* **Problem statement**:
The response should be a faithful copy of every record, with nothing left out.

■ ■ ■ ■ ■ ■ ■

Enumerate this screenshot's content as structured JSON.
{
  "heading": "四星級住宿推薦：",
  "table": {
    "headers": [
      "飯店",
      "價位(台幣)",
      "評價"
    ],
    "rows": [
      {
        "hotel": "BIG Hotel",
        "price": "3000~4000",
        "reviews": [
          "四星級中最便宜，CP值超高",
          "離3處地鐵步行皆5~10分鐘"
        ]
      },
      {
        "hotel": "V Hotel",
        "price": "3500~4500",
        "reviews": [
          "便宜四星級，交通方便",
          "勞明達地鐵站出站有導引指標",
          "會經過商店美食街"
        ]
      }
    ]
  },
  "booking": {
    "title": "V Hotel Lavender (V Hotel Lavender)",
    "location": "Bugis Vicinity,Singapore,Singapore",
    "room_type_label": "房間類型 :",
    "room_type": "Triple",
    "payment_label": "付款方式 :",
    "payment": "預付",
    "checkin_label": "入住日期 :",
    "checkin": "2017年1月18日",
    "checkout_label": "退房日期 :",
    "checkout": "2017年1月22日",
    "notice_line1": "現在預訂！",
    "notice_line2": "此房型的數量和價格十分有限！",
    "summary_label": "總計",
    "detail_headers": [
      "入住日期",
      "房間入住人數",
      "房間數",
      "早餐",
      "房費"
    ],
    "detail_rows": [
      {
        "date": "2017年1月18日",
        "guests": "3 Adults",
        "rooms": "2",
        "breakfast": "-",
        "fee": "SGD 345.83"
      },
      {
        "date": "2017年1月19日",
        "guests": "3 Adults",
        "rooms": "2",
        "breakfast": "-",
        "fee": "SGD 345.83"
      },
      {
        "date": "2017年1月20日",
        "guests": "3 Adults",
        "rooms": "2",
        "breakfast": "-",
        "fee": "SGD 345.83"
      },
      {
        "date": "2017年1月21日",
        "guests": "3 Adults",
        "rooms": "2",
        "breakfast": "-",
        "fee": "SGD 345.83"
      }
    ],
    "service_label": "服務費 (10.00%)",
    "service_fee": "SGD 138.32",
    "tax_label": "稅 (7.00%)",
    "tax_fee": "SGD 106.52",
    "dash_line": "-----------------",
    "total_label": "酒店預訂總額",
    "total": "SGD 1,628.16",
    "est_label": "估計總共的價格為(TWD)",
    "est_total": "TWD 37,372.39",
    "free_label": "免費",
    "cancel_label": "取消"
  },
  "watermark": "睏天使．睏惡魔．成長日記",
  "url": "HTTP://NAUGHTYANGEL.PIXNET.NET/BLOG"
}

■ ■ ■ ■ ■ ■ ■

* **Reply**:
Enumerate this screenshot's content as structured JSON.
{
  "heading": "四星級住宿推薦：",
  "table": {
    "headers": [
      "飯店",
      "價位(台幣)",
      "評價"
    ],
    "rows": [
      {
        "hotel": "BIG Hotel",
        "price": "3000~4000",
        "reviews": [
          "四星級中最便宜，CP值超高",
          "離3處地鐵步行皆5~10分鐘"
        ]
      },
      {
        "hotel": "V Hotel",
        "price": "3500~4500",
        "reviews": [
          "便宜四星級，交通方便",
          "勞明達地鐵站出站有導引指標",
          "會經過商店美食街"
        ]
      }
    ]
  },
  "booking": {
    "title": "V Hotel Lavender (V Hotel Lavender)",
    "location": "Bugis Vicinity,Singapore,Singapore",
    "room_type_label": "房間類型 :",
    "room_type": "Triple",
    "payment_label": "付款方式 :",
    "payment": "預付",
    "checkin_label": "入住日期 :",
    "checkin": "2017年1月18日",
    "checkout_label": "退房日期 :",
    "checkout": "2017年1月22日",
    "notice_line1": "現在預訂！",
    "notice_line2": "此房型的數量和價格十分有限！",
    "summary_label": "總計",
    "detail_headers": [
      "入住日期",
      "房間入住人數",
      "房間數",
      "早餐",
      "房費"
    ],
    "detail_rows": [
      {
        "date": "2017年1月18日",
        "guests": "3 Adults",
        "rooms": "2",
        "breakfast": "-",
        "fee": "SGD 345.83"
      },
      {
        "date": "2017年1月19日",
        "guests": "3 Adults",
        "rooms": "2",
        "breakfast": "-",
        "fee": "SGD 345.83"
      },
      {
        "date": "2017年1月20日",
        "guests": "3 Adults",
        "rooms": "2",
        "breakfast": "-",
        "fee": "SGD 345.83"
      },
      {
        "date": "2017年1月21日",
        "guests": "3 Adults",
        "rooms": "2",
        "breakfast": "-",
        "fee": "SGD 345.83"
      }
    ],
    "service_label": "服務費 (10.00%)",
    "service_fee": "SGD 138.32",
    "tax_label": "稅 (7.00%)",
    "tax_fee": "SGD 106.52",
    "dash_line": "-----------------",
    "total_label": "酒店預訂總額",
    "total": "SGD 1,628.16",
    "est_label": "估計總共的價格為(TWD)",
    "est_total": "TWD 37,372.39",
    "free_label": "免費",
    "cancel_label": "取消"
  },
  "watermark": "睏天使．睏惡魔．成長日記",
  "url": "HTTP://NAUGHTYANGEL.PIXNET.NET/BLOG"
}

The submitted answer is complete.